The United Kingdom Labour Party was founded at the turn of the 20th century. For over one hundred years following its foundation, its name has remained unchanged. However, it would be advantageous for it to conceive of a new name for itself. This would enable it to undergo a much needed reorientation. It would be enabled to identify its raison d’être, namely the pursuit of social democracy. In so doing, it would be more able to align its policy agenda with its reason for being.
The name ‘Labour’ concisely evidences the Party’s origins. The Party was originally established as a vehicle through which the working class could be represented in the politics of the United Kingdom. Indeed, it began life under the name of the ‘Labour Representation Committee’. Eventually, it established itself as a conventional party, crafting policy platforms and standing candidates in elections to public office. Around the time of its foundation, universal suffrage was still in the process of being achieved, and as such the Party served an important role in representing a particular section of society which simply did not have a vote.
However, with the achievement of universal suffrage and the political currents of the modern world, Labour has grown to be much more than a party of one particular section of society. At its core, Labour is a social democratic party. The purpose of such a party is to implement the philosophy of social justice in a practical context. It should exist to make the world fairer and more equal; to maximise opportunity, guarantee wellbeing, and ensure a dignified existence for everyone; to have concern not for some, but for all.
Some may be reluctant to adopt a new name. They might perceive it as being a withdrawal from Labour’s traditional constituencies. This would be a misconception, however. Social justice is an all encompassing philosophy which urges us to have concern for all, including Labour’s traditional constituencies. Moving to a new name would not herald a movement away from Labour’s traditional constituencies, but rather enable the Party to consolidate its philosophical basis and in so doing faithfully pursue the goals of social justice to which it is committed at its heart.
To this end, ‘The Social Party’ would be a strong candidate for a new name. It concisely embodies all that the Party strives for. First, ‘Social’ is aligned with a conviction which lies at the heart of the Party, and is stated in Clause IV: ‘by the strength of our common endeavour we achieve more than we achieve alone’. Second, the philosophical basis of the Party is firmly oriented around social justice.
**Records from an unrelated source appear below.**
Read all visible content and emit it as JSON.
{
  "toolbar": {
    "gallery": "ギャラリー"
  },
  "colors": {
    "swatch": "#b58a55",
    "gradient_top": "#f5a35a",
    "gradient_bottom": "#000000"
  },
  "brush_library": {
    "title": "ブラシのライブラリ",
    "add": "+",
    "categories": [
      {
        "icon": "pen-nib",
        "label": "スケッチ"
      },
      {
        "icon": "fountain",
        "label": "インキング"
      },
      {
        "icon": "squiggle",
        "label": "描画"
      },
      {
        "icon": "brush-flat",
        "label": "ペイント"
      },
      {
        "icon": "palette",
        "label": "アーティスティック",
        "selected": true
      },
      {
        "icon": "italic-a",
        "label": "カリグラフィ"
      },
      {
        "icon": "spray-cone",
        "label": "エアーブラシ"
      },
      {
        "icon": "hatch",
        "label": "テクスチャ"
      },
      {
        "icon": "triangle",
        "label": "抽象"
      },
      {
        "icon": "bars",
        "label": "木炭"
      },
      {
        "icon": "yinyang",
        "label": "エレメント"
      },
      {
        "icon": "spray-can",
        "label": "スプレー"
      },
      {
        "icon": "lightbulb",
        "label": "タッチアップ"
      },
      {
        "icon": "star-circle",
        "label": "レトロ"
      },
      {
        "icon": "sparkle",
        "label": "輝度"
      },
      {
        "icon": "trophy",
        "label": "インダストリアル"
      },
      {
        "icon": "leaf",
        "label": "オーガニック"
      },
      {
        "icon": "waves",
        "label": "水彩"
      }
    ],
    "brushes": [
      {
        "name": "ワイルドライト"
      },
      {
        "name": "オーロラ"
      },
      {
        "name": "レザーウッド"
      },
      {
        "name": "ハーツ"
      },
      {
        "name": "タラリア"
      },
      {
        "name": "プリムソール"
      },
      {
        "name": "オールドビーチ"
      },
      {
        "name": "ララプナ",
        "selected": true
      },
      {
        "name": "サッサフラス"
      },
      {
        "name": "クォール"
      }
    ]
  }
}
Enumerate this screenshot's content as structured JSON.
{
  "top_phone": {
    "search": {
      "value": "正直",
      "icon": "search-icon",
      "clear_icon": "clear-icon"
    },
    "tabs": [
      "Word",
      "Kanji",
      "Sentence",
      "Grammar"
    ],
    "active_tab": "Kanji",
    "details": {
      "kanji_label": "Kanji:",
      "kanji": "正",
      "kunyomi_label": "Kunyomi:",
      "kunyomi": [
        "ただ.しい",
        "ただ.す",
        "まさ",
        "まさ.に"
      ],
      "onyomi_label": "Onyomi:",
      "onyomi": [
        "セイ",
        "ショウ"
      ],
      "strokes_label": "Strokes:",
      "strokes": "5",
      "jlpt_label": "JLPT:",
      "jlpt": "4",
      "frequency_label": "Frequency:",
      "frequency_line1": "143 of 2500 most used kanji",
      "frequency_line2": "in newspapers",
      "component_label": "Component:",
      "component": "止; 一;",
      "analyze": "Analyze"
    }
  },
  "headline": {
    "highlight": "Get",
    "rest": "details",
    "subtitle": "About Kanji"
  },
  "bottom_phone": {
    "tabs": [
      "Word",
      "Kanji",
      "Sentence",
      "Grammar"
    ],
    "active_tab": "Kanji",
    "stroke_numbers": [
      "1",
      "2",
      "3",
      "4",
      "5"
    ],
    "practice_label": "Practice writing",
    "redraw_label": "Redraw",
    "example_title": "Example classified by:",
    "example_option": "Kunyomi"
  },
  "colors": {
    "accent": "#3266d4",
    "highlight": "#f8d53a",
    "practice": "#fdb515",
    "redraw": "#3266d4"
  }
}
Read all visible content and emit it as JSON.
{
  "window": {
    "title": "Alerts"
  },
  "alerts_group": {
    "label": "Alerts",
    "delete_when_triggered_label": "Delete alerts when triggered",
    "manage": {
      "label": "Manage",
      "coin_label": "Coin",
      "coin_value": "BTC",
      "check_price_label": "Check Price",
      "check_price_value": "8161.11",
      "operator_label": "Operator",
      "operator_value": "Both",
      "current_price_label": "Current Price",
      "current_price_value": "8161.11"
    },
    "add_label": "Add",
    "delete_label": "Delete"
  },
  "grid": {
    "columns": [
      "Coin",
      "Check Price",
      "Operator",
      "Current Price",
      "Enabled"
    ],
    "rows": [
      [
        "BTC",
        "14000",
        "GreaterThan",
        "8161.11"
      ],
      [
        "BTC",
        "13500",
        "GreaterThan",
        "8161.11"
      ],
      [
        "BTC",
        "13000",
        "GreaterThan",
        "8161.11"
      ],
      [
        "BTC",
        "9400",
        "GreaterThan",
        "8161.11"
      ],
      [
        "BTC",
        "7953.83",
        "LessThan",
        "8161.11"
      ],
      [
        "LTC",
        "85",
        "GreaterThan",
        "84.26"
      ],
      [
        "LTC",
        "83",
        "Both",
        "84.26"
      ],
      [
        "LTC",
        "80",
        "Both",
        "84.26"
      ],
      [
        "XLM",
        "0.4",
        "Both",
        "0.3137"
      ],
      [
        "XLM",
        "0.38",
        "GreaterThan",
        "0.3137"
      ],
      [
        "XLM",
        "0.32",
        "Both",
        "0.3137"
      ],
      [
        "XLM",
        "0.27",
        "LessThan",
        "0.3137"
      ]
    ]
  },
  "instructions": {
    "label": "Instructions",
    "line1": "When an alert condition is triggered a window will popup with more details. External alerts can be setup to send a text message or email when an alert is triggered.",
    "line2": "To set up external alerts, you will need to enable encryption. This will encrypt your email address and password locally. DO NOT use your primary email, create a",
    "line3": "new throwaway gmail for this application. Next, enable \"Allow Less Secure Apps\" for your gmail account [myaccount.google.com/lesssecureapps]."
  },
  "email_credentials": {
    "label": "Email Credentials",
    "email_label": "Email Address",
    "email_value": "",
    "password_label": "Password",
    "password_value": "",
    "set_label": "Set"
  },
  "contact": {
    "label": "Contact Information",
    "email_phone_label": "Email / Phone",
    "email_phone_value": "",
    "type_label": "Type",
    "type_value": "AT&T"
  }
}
In one simple word, ‘Social’, the essence of the Party is succinctly captured and made clear to all. The core of the Party should be a concern for the wellbeing of everyone, in pursuance of a better world. For this, Labour should become The Social Party.